A deep and passionate network of alumni, parents, and friends of the College provides opportunities that enable students to hit the ground running upon graduation and have an edge in a highly competitive job market.
That generosity is what fueled Home for the Holidays, a unique career-exploration program 61 students participated in over winter break. Through this four-day rotational career trek, students experienced professional life in one of three vibrant urban environments: Six students visited Chicago, 41 traveled to Boston, and 14 went to Manhattan. This complemented the College’s long-standing externship job-shadowing program, which was also held in January.
Students in each city learned practical advice and skills (such as writing a résumé and making a stock pitch) while also gaining a sense for what careers, employers, and graduate-school opportunities are available in each locale. In addition, students had the chance to network with professionals—relationships that can forge the way to future internships and employment.
Each Home for the Holidays program was organized and orchestrated by the College’s regional advisory councils in partnership with the Offices of Career Services and Alumni Relations. Alumni, parents, and friends of the College joined forces to provide an experience that would prepare students for the job market while also increasing local employers’ awareness of the Lafayette talent pool.
The pilot Home for the Holidays program was run in January 2017 by Bram Bluestein ’69, managing partner of Bluestein & Associates in Chicago.
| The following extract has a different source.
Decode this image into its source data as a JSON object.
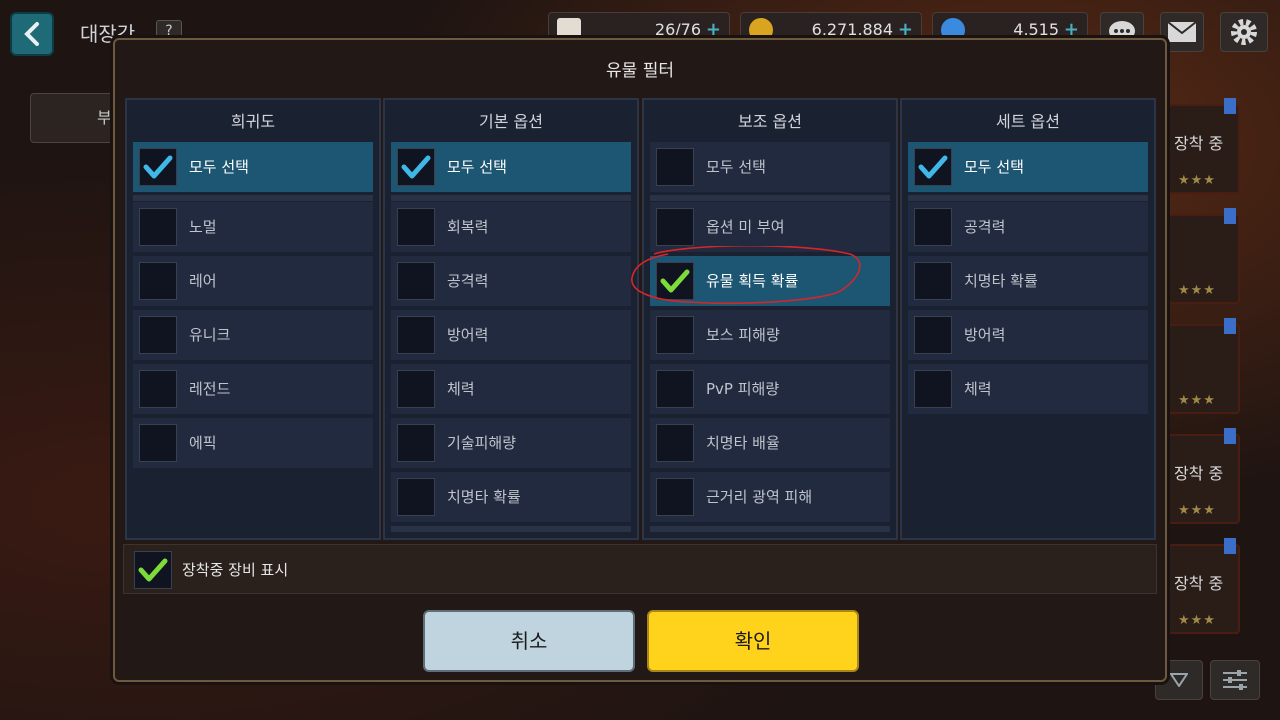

The success of that inaugural session, which Bluestein branded “A Taste of Chicago,” became the model for additional programs in Boston and Manhattan, which were spearheaded by regional advisory council chairman Todd Wiltshire ’86, vice president of capital markets with Fidelity, and vice chairman Sebastian “Benny” Crapanzano ’97, managing director in Morgan Stanley’s Institutional Securities Group, respectively.
“It struck me that with the College’s goals to achieve more geographic and student diversification, and with the rapidly growing student population from Chicago, it would be valuable to create a program here,” Bluestein says. “My goal was to give students a better understanding of the job market, the economy, and the alumni network here in Chicago, and to provide them with tools to help them find summer internships and full-time jobs.”
While each city’s programming was unique and independent of the others, Bluestein, Wiltshire, and Crapanzano all worked with a similar goal: to unite their local Pard communities to enhance students’ educational experience and encourage their future employment within their local professional networks.
“Employers had the opportunity to meet students and get a sense of what they can offer; many collected résumés,” Wiltshire says. “It is good to help raise the profile of the College in these markets and give those students who pursue internships and jobs with those employers a competitive advantage.”
Indeed, feedback from hosts and participants alike has been so overwhelmingly positive that Bluestein, Wiltshire, and Crapanzano are discussing how they can work with career services to deepen and broaden the program in the three cities and also expand into additional ones.
Another area for further discussion is how this particular experience fits within the other career-exploration programs offered by career services—externships, internships, and InternShifts. “It may make sense for a freshman or sophomore to participate in Home for the Holidays to get a broad brush on a variety of jobs,” Crapanzano says. “That would then set them up nicely for a job-shadowing externship the following year, and then an internship that summer, where they can delve deeper. I think that approach would work well for the future.”